We have argued from the start that the policy of lowering interest rates and loosening monetary policies  could lead to inflation. This is compounded by the state of the British government’s finances, with falling tax revenues and rising welfare costs as the economy shrinks down.

Damian Reece in the Daily Telegraph writes,

“Controlling rising inflation will be just as much of a headache for the Bank of England in years to come as slashing rates to avoid deflation is now. One of the shams of the past 12 years is how we’ve targeted inflation to try to control it. Missing were property and other financial assets which were allowed to boom like never before while official inflation measures were full of everyday items falling in price as global competition cut costs creating an entirely false sense of security.”
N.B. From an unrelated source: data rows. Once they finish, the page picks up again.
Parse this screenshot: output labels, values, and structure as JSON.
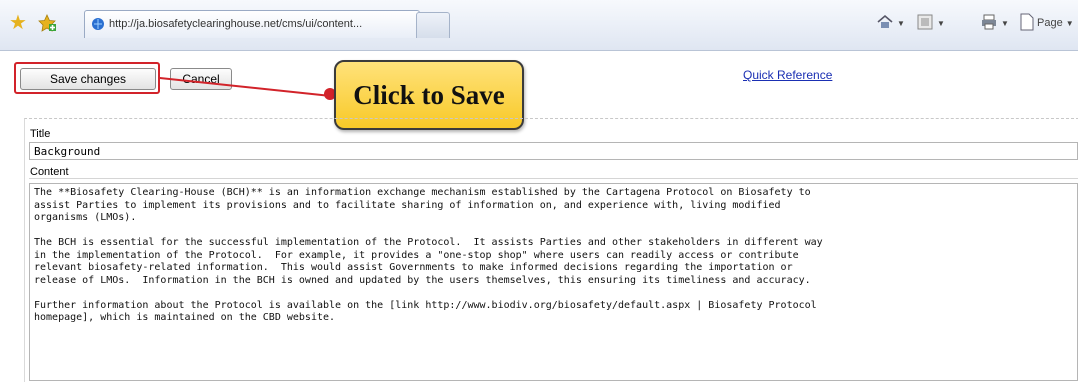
{
  "browser": {
    "tab_url": "http://ja.biosafetyclearinghouse.net/cms/ui/content...",
    "command_page_label": "Page",
    "icons": [
      "favorites-star-icon",
      "add-favorites-icon",
      "home-icon",
      "feeds-icon",
      "print-icon",
      "page-icon"
    ]
  },
  "toolbar": {
    "save_label": "Save changes",
    "cancel_label": "Cancel",
    "quick_reference": "Quick Reference"
  },
  "callout": {
    "text": "Click to Save",
    "accent": "#d2232a",
    "fill": "#f8c928"
  },
  "form": {
    "title_label": "Title",
    "title_value": "Background",
    "content_label": "Content",
    "paragraphs": [
      "The **Biosafety Clearing-House (BCH)** is an information exchange mechanism established by the Cartagena Protocol on Biosafety to\nassist Parties to implement its provisions and to facilitate sharing of information on, and experience with, living modified\norganisms (LMOs).",
      "The BCH is essential for the successful implementation of the Protocol.  It assists Parties and other stakeholders in different way\nin the implementation of the Protocol.  For example, it provides a \"one-stop shop\" where users can readily access or contribute\nrelevant biosafety-related information.  This would assist Governments to make informed decisions regarding the importation or\nrelease of LMOs.  Information in the BCH is owned and updated by the users themselves, this ensuring its timeliness and accuracy.",
      "Further information about the Protocol is available on the [link http://www.biodiv.org/biosafety/default.aspx | Biosafety Protocol\nhomepage], which is maintained on the CBD website."
    ]
  }
}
Others still take a different view, of course, but we will hold to the position that inflation remains the underlying danger. One difficulty is that when welfare payments and pensions are tied to inflation statistics, the government has a vested interest in selecting the data to make the figures look as low as possible. It is also the case that when interest rates are the only means of economic regulation, the interest rate that will prevent a housing bubble from developing will be too high for the economy as a whole, especially for less-favoured industries and in marginal areas of the country. The underlying problem is that the “economic technology” available is not up to the task of keeping the economy in a relatively stable state. Referring to “property and financial assets” does not help in understanding, since what is really meant is land. If this were spelled out more clearly and more often, there would be more chance that the appropriate measures would be taken.

Read full article by Damian Reece in the Daily Telegraph